● **Work required**: The result should be every line in the material below containing the string "icon".

● **Supplied records**:

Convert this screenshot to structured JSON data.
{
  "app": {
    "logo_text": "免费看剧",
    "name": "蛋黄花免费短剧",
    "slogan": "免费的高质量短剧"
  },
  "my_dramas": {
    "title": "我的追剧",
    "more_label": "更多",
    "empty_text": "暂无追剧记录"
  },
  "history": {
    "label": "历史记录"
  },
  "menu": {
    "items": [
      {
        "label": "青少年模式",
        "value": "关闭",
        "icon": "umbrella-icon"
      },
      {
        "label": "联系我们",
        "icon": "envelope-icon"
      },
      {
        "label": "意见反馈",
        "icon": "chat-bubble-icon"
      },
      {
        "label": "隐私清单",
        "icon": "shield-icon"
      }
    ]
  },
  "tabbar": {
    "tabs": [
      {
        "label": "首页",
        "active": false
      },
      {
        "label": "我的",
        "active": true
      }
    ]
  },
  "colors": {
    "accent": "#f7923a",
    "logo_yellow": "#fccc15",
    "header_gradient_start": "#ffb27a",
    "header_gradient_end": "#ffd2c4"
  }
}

● **Exercise output**:
        "icon": "umbrella-icon"
        "icon": "envelope-icon"
        "icon": "chat-bubble-icon"
        "icon": "shield-icon"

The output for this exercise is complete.